■ WHAT TO PRODUCE ■
With no line left out, restate the data word for word.

[Items from an interface collection]
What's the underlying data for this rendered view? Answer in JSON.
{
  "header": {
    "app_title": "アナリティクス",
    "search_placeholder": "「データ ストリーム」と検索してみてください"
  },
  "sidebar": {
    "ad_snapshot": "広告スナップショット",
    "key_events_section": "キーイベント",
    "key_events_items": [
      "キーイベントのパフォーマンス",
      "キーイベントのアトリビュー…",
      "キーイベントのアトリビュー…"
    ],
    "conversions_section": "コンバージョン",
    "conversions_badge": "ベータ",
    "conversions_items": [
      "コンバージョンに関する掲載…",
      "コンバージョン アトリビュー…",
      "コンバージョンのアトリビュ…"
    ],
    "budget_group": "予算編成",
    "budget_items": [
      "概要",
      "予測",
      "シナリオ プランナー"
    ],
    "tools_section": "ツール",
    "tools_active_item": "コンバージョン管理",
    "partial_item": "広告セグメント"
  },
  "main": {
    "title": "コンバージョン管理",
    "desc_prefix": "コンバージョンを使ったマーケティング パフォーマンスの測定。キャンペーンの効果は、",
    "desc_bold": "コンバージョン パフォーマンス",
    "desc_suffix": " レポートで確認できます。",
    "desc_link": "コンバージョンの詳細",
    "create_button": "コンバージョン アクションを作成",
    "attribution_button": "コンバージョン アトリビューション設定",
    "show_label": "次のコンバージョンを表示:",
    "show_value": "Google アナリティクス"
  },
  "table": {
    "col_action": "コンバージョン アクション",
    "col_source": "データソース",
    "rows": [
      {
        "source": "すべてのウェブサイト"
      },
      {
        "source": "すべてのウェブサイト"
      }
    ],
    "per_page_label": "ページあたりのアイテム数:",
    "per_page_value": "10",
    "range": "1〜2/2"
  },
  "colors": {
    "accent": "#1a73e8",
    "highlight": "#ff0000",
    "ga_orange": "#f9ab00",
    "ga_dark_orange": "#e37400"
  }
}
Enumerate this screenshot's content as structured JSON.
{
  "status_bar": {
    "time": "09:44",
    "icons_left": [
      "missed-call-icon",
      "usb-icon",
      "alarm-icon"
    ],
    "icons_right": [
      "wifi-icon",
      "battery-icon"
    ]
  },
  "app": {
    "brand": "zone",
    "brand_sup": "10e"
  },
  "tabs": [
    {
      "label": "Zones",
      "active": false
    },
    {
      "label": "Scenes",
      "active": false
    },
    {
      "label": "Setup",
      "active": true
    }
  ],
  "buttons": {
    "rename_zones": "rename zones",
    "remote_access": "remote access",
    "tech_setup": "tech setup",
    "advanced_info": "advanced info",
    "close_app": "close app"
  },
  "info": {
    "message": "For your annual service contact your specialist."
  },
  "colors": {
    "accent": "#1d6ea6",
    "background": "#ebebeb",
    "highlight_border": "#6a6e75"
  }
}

■ RESULT ■
What's the underlying data for this rendered view? Answer in JSON.
{
  "header": {
    "app_title": "アナリティクス",
    "search_placeholder": "「データ ストリーム」と検索してみてください"
  },
  "sidebar": {
    "ad_snapshot": "広告スナップショット",
    "key_events_section": "キーイベント",
    "key_events_items": [
      "キーイベントのパフォーマンス",
      "キーイベントのアトリビュー…",
      "キーイベントのアトリビュー…"
    ],
    "conversions_section": "コンバージョン",
    "conversions_badge": "ベータ",
    "conversions_items": [
      "コンバージョンに関する掲載…",
      "コンバージョン アトリビュー…",
      "コンバージョンのアトリビュ…"
    ],
    "budget_group": "予算編成",
    "budget_items": [
      "概要",
      "予測",
      "シナリオ プランナー"
    ],
    "tools_section": "ツール",
    "tools_active_item": "コンバージョン管理",
    "partial_item": "広告セグメント"
  },
  "main": {
    "title": "コンバージョン管理",
    "desc_prefix": "コンバージョンを使ったマーケティング パフォーマンスの測定。キャンペーンの効果は、",
    "desc_bold": "コンバージョン パフォーマンス",
    "desc_suffix": " レポートで確認できます。",
    "desc_link": "コンバージョンの詳細",
    "create_button": "コンバージョン アクションを作成",
    "attribution_button": "コンバージョン アトリビューション設定",
    "show_label": "次のコンバージョンを表示:",
    "show_value": "Google アナリティクス"
  },
  "table": {
    "col_action": "コンバージョン アクション",
    "col_source": "データソース",
    "rows": [
      {
        "source": "すべてのウェブサイト"
      },
      {
        "source": "すべてのウェブサイト"
      }
    ],
    "per_page_label": "ページあたりのアイテム数:",
    "per_page_value": "10",
    "range": "1〜2/2"
  },
  "colors": {
    "accent": "#1a73e8",
    "highlight": "#ff0000",
    "ga_orange": "#f9ab00",
    "ga_dark_orange": "#e37400"
  }
}
Enumerate this screenshot's content as structured JSON.
{
  "status_bar": {
    "time": "09:44",
    "icons_left": [
      "missed-call-icon",
      "usb-icon",
      "alarm-icon"
    ],
    "icons_right": [
      "wifi-icon",
      "battery-icon"
    ]
  },
  "app": {
    "brand": "zone",
    "brand_sup": "10e"
  },
  "tabs": [
    {
      "label": "Zones",
      "active": false
    },
    {
      "label": "Scenes",
      "active": false
    },
    {
      "label": "Setup",
      "active": true
    }
  ],
  "buttons": {
    "rename_zones": "rename zones",
    "remote_access": "remote access",
    "tech_setup": "tech setup",
    "advanced_info": "advanced info",
    "close_app": "close app"
  },
  "info": {
    "message": "For your annual service contact your specialist."
  },
  "colors": {
    "accent": "#1d6ea6",
    "background": "#ebebeb",
    "highlight_border": "#6a6e75"
  }
}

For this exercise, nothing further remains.